The inmates inside were a complete mixed bag of creeds and races. Some guys were pretty big and terrifyingly intimidating. Some were overweight and kept their heads down. A few were old and grey, again, my heart went out to these old men, they looked lost and out of place. Some were like me, average height, skinny and wondering what the hell went wrong with their lives to put them in such a place.

Thankfully, I was amazed to see queuing going on. Queuing I thought, the first sign of mutual respectfulness and courtesy. This was a good sign. It reminded me of a wildlife documentary I watched once where all the animals on the African plain were suffering with a two-year long drought and as they all gathered around the last watering hole no animal was harmed or killed. I prayed this was the case in this watering hole.

Each time a shower became free, the man next in line would quickly undress and jump in, and he’d hurriedly lather up his head with shower gel and then with a flannel use the froth to clean the rest of his body. This whole process took approximately sixty seconds. He was soon, in his track suit, sopping wet and leaving through the door back onto the wing.

Razor looked at me and wordlessly nodded me over to the farthest end of the room. I gathered that being nearer to the end of the shower-room his back would be covered by the wall and he could see anyone and everything that was going down. Men stepped out of the way and let us both pass without so much as a comment or a sneer. The king of the jungle has come to the watering hole and even though there was an unspoken truce, the other animals didn’t push their luck.
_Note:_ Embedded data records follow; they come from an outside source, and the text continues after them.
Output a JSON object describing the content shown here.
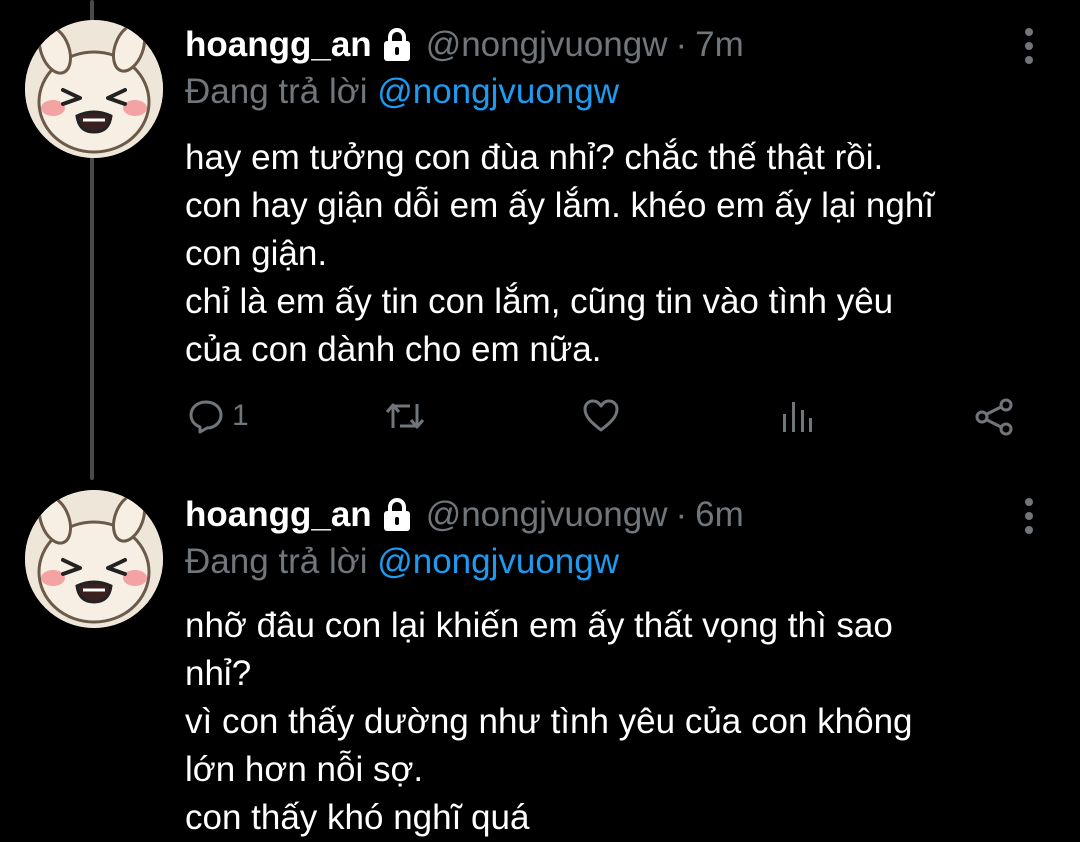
{
  "tweets": [
    {
      "display_name": "hoangg_an",
      "handle": "@nongjvuongw",
      "separator": "·",
      "time": "7m",
      "replying_prefix": "Đang trả lời",
      "replying_to": "@nongjvuongw",
      "lines": [
        "hay em tưởng con đùa nhỉ? chắc thế thật rồi.",
        "con hay giận dỗi em ấy lắm. khéo em ấy lại nghĩ",
        "con giận.",
        "chỉ là em ấy tin con lắm, cũng tin vào tình yêu",
        "của con dành cho em nữa."
      ],
      "reply_count": "1"
    },
    {
      "display_name": "hoangg_an",
      "handle": "@nongjvuongw",
      "separator": "·",
      "time": "6m",
      "replying_prefix": "Đang trả lời",
      "replying_to": "@nongjvuongw",
      "lines": [
        "nhỡ đâu con lại khiến em ấy thất vọng thì sao",
        "nhỉ?",
        "vì con thấy dường như tình yêu của con không",
        "lớn hơn nỗi sợ.",
        "con thấy khó nghĩ quá"
      ]
    }
  ],
  "icons": {
    "lock": "lock-icon",
    "more": "more-vertical-icon",
    "reply": "reply-icon",
    "retweet": "retweet-icon",
    "like": "heart-icon",
    "analytics": "analytics-icon",
    "share": "share-icon"
  },
  "colors": {
    "background": "#000000",
    "text": "#ffffff",
    "muted": "#71767b",
    "mention": "#1d9bf0",
    "thread_line": "#4a4a4a"
  }
}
(Jai Byrd, East Sussex)

 

The Silver Bracelet

I left the bracelet in the bird’s nest and began my descent which was much more difficult than the climb because you can’t see where you’re going.   After a final undignified slither I was safe on the ground, brushing off the green mould.   Veronica held out her hand.   ‘My bracelet please.’   I shook my head and shrugged.   ‘I told you.   If you want it back you can go up and get it.’   She thought I was joking. ‘Now don’t be stupid Jim. Give it back to me.’   I threw my arms apart.   ‘I haven’t got it.   Search me if you like.’   She still thought I was joking and patted my pockets. ‘Where is it then?’

‘In an old bird’s nest at the top of the tree.’

‘Well you can jolly well climb up again and get it.”   Her eyes were blazing, and her hands were clenched.   I waited for her anger to turn to laughter but it didn’t. So I went back to the tree.   ‘All right then.   Keep your hair on.   I only did it for a joke, like.’   I began climbing when she called out: ‘ no – don’t bother.’   She was smiling now.   ‘I didn’t like the rotten thing anyway.’

‘If you want me to I’ll go up and get it’

She shook her head.

The church clock was striking and it gave me an idea. ‘Today is the twenty seventh of October.   Suppose we come back in twenty years’ time and day at exactly four o’ clock and I’ll climb up and get your bracelet.’”

(Maurice, Horesham)

Up ↑